◆ **PROBLEM TO SOLVE**
Locate the word "Programmi" in the material, then show every line that holds it.

◆ **GIVEN DATA**
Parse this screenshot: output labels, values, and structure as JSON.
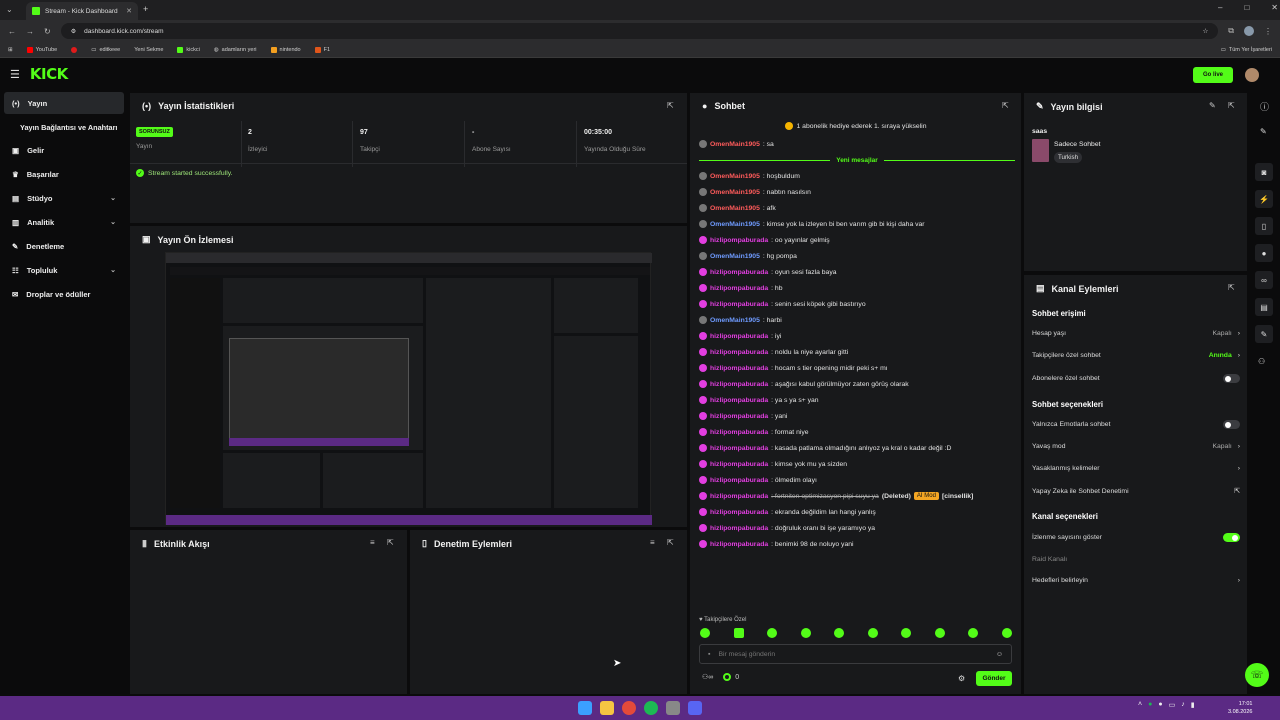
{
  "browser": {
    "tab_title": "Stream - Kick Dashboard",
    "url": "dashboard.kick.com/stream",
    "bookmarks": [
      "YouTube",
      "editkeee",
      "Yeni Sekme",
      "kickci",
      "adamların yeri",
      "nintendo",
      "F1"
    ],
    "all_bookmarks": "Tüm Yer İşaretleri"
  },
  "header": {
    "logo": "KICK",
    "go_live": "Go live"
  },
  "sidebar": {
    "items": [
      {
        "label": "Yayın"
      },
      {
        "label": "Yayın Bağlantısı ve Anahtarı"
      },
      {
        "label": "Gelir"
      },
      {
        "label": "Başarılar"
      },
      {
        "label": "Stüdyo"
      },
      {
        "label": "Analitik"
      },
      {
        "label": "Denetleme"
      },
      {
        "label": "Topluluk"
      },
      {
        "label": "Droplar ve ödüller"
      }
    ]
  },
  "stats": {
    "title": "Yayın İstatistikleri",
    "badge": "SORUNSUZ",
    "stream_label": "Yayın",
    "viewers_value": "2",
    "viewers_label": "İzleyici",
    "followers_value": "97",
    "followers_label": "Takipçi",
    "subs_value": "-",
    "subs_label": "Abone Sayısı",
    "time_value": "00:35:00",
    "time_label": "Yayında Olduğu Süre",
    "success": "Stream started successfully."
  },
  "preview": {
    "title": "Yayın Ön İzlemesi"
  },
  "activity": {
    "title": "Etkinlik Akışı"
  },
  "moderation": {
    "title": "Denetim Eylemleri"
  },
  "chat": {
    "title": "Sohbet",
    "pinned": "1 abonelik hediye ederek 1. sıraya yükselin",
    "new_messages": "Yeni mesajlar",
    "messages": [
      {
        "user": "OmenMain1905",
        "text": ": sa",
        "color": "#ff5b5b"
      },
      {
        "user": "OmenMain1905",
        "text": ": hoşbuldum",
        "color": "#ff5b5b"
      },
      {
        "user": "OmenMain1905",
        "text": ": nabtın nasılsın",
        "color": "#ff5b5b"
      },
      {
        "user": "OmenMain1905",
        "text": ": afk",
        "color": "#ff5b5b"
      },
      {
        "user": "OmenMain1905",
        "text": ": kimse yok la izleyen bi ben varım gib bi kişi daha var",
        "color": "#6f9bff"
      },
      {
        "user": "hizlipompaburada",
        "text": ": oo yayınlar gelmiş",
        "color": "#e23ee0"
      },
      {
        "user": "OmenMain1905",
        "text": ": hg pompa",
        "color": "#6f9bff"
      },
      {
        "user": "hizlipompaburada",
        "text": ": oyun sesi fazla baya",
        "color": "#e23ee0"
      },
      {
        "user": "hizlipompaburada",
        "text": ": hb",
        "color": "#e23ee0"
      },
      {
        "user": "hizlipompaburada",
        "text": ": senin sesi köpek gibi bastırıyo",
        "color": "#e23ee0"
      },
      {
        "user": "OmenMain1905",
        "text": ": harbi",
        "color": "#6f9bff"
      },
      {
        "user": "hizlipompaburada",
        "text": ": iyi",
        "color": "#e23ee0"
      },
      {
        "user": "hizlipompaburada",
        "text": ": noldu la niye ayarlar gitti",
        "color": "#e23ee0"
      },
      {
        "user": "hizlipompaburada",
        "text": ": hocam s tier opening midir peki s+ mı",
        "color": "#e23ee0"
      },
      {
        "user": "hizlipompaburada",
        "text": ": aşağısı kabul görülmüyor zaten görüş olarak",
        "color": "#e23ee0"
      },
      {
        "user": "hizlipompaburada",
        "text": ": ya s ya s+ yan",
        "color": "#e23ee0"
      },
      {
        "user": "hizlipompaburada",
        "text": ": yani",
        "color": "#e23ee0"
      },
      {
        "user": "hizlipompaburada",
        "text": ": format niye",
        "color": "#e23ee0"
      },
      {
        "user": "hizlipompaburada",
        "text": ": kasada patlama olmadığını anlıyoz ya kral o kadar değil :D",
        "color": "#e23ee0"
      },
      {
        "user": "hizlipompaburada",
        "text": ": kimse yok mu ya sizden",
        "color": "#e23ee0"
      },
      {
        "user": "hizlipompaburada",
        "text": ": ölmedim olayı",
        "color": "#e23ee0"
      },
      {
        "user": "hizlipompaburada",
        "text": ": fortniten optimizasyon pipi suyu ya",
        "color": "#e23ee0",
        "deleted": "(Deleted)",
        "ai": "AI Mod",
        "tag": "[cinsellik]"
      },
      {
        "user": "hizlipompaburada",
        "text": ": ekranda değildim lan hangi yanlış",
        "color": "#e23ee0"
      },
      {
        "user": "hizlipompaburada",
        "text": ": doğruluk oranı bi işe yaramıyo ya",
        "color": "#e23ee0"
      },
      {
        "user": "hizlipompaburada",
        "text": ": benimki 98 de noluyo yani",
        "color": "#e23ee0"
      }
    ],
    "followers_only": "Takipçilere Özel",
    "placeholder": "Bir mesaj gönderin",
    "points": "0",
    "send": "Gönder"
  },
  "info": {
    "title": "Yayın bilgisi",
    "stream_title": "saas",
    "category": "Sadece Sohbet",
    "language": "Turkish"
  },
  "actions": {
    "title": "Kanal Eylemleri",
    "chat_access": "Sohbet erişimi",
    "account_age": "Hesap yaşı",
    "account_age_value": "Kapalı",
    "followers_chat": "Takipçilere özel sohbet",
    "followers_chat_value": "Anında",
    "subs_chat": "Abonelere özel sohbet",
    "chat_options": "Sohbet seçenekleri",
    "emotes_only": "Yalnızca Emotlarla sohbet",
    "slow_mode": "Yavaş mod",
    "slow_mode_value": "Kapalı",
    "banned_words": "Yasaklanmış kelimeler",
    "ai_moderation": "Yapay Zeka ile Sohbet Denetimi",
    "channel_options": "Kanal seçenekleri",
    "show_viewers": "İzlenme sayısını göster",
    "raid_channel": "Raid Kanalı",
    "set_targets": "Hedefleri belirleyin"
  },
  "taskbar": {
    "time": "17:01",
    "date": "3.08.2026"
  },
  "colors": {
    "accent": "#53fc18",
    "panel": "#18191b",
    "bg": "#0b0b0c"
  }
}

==

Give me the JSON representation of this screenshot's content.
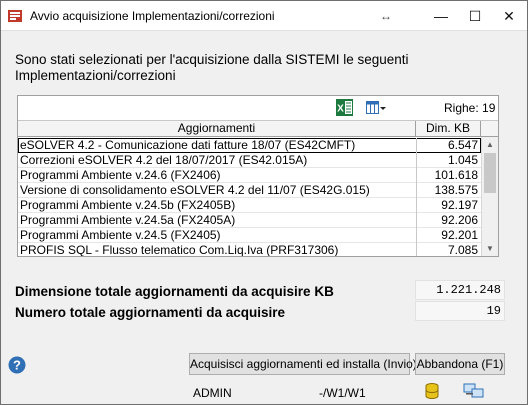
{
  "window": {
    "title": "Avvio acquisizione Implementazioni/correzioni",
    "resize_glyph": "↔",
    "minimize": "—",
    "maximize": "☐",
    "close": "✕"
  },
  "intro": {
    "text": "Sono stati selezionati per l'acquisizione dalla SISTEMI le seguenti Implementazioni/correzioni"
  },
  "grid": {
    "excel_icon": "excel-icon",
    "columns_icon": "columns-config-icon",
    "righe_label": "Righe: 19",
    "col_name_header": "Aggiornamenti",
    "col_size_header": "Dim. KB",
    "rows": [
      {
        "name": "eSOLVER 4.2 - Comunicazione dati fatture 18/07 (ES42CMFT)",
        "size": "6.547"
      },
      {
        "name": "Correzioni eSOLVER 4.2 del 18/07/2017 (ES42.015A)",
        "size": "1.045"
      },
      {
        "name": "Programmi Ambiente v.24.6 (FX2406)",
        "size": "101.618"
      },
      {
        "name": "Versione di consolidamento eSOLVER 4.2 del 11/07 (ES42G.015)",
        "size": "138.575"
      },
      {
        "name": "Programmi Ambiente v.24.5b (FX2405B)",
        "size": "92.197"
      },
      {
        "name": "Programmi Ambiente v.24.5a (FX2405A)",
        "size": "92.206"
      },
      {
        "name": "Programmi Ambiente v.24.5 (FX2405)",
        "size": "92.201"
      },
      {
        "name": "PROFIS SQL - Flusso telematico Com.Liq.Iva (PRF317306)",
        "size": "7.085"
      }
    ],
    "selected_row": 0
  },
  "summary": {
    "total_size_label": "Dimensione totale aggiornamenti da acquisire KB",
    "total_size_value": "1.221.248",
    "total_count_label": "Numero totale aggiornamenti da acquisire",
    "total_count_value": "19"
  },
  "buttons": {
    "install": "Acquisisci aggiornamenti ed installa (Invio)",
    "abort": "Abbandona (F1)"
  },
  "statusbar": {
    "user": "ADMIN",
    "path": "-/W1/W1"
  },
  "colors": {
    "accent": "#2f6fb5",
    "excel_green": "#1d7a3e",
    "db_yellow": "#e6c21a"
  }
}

◆ **TASK OUTPUT**
        "name": "Programmi Ambiente v.24.6 (FX2406)",
        "name": "Programmi Ambiente v.24.5b (FX2405B)",
        "name": "Programmi Ambiente v.24.5a (FX2405A)",
        "name": "Programmi Ambiente v.24.5 (FX2405)",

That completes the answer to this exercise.